pic: queen mary

Queen Mary University of London claims its MSc Network Science course is the first of its kind in Europe. 

Queen Mary claims its MSc Network Science course is the only one of its kind in Europe. The master’s degree subject will be taught by a number of lecturers, including Dr Lucas Lacasa and Dr Ginestra Bianconi.

In an interview with Networking+, Lacasa says: “The network paradigm has shifted the way we understand complex systems.

“In the era of big data, business managers need to incorporate in their portfolio the relevant knowledge on how to describe and understand multicomponent systems whose elements (namely cells, neurons, people, organisations) interact in a non-trivial and often non-linear way. Network science offers a mathematically sound corpus to address these issues.”

Network science can provide deep insights into network phenomena, says Bianconi, who has written a number of academic papers on the subject. In one paper, called Mutually connected component of networks of networks with replica nodes, she describes “giant mutually connected” networks, and discusses how they interact with each other.

This may be useful to network managers who are having to grapple with new developments such as software-defined networks, for example, and decentralisation, where there is no main server, and parallel computing with no main server, which leads to what some academics call the “concept of emergence”, a standard phenomenon in complex systems where the macroscopic behaviour (for example, consciousness) cannot directly be explained in terms of how simple elements (such as neurons) work. It is a purely collective phenomenon that emerges from the interrelation (via synapses) of millions and millions of neurons, and the wiring architecture is the network. This architecture is far from random, according to some academics, and the structure that emerges there is unexpectedly similar to the architecture emerging in other complex systems, such as for instance, social networks.

Lacasa, whose background is applied mathematics, says the Queen Mary MSc Network Science degree “is all about networks: where they emerge, how to understand and model them, and how to make sense of them”.
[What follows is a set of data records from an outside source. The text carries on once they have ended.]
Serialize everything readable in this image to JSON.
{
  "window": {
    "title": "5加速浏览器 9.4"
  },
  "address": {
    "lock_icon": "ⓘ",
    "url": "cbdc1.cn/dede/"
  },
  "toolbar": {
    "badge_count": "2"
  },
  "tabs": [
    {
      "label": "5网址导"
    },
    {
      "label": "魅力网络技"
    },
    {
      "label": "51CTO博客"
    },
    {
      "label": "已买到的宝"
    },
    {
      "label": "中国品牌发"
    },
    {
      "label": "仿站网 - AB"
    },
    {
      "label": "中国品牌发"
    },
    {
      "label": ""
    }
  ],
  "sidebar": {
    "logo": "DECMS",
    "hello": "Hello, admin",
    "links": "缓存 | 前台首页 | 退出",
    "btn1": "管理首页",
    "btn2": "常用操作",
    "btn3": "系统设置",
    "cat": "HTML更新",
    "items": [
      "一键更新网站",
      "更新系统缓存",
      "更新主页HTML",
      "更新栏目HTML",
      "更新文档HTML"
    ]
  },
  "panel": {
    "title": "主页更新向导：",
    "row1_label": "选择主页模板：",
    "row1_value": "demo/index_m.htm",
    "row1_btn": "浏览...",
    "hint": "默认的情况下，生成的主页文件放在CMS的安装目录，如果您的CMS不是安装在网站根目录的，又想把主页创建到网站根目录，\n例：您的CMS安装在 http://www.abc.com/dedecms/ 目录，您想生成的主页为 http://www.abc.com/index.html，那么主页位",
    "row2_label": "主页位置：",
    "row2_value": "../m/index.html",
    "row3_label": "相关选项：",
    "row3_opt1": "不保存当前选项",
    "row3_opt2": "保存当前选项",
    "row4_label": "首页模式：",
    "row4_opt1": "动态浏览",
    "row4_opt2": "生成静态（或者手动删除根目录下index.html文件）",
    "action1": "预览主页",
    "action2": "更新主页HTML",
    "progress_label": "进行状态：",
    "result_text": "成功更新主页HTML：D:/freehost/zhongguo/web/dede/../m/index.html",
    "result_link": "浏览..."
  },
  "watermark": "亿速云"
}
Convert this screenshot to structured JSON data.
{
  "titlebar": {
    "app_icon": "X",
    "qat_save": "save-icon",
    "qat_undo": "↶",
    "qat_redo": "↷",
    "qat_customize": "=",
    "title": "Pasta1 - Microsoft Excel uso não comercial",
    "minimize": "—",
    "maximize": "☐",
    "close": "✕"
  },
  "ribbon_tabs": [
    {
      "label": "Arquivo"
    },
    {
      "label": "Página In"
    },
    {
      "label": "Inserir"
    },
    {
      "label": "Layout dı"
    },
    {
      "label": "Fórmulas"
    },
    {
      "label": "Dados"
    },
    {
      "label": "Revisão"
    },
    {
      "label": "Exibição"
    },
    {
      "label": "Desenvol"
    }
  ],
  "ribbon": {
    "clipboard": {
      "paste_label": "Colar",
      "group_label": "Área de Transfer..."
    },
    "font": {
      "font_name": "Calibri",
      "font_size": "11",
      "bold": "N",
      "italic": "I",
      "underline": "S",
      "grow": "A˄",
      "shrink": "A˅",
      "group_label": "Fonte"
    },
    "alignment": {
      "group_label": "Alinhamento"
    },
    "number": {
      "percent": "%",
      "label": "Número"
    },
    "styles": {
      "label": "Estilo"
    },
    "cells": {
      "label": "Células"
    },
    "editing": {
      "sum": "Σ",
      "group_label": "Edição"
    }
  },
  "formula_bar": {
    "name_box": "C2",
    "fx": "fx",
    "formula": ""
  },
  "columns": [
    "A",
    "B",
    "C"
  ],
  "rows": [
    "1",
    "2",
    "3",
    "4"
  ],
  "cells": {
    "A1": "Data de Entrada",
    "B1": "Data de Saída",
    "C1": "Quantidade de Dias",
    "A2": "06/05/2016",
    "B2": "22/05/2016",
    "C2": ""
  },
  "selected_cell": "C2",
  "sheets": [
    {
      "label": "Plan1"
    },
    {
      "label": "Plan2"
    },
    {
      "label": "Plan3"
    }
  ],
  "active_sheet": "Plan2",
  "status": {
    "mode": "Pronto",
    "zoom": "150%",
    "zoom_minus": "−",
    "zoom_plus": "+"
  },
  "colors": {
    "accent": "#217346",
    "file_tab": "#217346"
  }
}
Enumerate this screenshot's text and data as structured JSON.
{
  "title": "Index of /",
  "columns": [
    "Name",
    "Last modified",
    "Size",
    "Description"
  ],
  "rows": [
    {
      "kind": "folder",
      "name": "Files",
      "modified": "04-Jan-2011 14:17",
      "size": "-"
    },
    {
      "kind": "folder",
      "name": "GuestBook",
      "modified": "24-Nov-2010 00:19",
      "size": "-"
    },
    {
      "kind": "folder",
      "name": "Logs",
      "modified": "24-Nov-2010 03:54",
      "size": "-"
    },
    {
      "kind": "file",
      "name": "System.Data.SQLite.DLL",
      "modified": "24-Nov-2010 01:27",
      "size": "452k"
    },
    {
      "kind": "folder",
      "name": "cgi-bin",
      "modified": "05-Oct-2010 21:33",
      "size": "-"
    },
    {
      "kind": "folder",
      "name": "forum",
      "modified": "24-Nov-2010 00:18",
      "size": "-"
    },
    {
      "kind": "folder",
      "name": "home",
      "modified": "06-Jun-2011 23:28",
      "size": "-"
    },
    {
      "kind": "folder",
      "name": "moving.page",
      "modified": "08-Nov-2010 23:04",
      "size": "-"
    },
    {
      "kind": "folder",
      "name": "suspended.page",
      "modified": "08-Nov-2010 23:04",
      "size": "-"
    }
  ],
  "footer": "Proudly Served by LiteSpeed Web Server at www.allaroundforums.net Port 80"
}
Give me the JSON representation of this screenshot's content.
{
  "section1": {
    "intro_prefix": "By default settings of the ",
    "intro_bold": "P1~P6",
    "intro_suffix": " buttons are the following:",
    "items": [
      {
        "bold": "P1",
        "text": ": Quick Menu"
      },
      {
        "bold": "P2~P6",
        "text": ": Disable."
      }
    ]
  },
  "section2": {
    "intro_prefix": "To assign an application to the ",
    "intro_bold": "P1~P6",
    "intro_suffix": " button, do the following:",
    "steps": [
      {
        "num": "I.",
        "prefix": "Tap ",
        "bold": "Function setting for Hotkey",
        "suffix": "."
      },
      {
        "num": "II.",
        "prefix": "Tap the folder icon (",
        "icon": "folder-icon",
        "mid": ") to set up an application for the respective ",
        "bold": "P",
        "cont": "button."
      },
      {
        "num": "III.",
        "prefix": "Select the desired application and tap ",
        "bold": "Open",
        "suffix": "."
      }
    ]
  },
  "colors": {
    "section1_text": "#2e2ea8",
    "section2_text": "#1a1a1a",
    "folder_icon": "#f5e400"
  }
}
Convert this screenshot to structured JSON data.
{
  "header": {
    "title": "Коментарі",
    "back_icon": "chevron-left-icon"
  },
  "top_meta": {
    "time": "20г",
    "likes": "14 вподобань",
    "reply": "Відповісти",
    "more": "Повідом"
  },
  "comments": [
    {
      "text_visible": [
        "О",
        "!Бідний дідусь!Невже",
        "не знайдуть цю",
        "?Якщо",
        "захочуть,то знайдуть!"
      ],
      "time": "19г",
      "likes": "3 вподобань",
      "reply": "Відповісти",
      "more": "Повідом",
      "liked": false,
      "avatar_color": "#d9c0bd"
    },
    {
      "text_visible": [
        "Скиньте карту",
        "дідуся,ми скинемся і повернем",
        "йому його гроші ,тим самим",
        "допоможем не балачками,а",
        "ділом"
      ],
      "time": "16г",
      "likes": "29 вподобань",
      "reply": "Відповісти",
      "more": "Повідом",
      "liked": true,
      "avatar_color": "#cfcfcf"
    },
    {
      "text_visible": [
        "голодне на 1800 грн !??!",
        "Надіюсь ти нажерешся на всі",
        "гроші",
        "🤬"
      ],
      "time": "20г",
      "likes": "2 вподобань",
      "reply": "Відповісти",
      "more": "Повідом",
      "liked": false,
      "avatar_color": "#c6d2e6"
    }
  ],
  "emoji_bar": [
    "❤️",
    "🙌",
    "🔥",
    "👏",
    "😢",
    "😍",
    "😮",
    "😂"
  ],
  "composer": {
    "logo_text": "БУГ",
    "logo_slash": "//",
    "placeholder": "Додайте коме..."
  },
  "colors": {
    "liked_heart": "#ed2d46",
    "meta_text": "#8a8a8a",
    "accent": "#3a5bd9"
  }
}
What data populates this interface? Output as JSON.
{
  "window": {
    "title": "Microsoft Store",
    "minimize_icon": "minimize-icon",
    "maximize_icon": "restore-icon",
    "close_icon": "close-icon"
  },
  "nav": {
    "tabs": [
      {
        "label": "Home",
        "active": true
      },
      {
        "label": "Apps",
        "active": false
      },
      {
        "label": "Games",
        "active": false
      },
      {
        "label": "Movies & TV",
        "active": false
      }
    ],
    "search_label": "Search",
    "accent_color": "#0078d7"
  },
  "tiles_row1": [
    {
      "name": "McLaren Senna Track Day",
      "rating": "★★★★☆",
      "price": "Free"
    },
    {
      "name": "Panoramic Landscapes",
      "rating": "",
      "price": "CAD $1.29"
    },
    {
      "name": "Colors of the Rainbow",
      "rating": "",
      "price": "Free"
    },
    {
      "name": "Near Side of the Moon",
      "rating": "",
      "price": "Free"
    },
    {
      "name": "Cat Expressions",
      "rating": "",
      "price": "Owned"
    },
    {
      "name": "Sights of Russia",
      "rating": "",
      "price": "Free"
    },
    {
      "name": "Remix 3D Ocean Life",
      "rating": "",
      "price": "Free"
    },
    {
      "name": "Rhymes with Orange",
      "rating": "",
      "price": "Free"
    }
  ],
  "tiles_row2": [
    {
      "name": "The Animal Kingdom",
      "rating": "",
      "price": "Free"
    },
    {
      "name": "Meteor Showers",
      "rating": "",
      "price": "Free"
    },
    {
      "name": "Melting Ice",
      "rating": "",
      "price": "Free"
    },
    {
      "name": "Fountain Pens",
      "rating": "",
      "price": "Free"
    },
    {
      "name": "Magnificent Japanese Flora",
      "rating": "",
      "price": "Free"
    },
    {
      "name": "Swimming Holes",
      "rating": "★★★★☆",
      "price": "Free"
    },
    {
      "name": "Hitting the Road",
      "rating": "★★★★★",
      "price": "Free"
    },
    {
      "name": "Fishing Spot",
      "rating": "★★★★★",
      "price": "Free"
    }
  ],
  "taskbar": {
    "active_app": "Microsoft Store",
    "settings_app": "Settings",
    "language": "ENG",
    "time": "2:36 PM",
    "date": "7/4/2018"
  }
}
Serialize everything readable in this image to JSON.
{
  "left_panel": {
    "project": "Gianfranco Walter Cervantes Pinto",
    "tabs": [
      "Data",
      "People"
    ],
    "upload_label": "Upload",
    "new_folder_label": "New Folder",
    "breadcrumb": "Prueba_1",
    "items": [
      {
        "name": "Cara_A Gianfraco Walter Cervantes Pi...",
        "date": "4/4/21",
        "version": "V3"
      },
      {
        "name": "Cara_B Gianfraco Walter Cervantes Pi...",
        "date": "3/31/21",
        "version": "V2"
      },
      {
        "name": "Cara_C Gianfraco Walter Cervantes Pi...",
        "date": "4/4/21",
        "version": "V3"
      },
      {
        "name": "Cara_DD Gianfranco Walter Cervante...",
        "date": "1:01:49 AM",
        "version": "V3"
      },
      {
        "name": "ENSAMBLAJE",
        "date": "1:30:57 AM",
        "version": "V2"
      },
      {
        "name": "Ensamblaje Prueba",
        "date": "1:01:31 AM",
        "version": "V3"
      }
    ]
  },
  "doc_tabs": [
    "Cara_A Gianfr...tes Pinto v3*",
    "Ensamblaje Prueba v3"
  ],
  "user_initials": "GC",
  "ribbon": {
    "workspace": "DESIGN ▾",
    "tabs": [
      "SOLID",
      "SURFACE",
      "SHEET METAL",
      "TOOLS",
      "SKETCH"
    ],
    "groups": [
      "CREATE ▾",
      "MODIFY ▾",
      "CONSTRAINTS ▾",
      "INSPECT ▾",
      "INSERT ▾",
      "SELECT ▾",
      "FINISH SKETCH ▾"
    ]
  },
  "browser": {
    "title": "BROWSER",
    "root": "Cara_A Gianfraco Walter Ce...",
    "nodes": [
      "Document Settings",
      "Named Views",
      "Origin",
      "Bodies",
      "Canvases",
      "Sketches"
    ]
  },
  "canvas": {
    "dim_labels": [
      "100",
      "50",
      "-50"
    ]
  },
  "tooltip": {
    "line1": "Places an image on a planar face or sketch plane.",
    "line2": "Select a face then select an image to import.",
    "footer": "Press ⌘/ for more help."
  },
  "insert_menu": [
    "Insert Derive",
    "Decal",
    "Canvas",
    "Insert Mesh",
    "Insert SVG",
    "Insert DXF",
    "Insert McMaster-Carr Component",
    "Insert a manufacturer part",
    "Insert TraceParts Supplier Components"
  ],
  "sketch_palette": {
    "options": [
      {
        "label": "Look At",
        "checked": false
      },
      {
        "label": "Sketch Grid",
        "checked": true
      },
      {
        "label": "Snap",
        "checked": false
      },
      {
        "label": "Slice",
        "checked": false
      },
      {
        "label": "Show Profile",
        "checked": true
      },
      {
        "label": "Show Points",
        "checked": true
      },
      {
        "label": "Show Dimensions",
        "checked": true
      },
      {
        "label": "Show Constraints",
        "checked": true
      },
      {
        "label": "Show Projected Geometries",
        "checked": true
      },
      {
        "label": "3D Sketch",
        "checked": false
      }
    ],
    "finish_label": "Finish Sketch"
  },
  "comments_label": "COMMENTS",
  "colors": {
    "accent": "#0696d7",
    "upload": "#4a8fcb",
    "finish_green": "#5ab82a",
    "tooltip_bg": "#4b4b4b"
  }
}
He adds: “We teach our students the principal analytical and numerical methodologies, along with state of the art tools for big data analysis to efficiently describe, model and analyse networks appearing in a range of different scenarios, including financial systems (networks of companies, cross-correlation networks), biological systems (cellular, protein or ecological networks, neural networks), social systems (online and offline social networks), technological networks (power grid, airline and road transportation networks).”

Network science is a newly defined subject, but many believe it will increasingly gain in importance as more students see how it can give them knowledge which can be applied to many industries.

On the Queen Mary website, network science is described as “a new kind of science to cope with some of the most challenging endeavours we face today, in an ever increasingly more connected society”.

It adds that the impact and applications of network science outside academia “pervades technological sectors such as communications and infrastructures (Internet, transportation networks, energy networks, urban mobility), finance (financial risk and systemic instability, financial networks, interbank cross-correlations), marketing and IT (social media, data analytics), public health (epidemic spreading models), or biostatistics and network biology (brain modelling, protein interaction networks, post-genomic era), to cite a few”.

Sarah Coleman, Queen Mary’s post-graduate programme officer, says the MSc Network Science course has just recently opened for enrolment and will continue to accept applications until the end of August. “We ran something similar last year, called Maths for Networks,” she says. “But the MSc Network Science course is more interdisciplinary, which is what the students wanted.”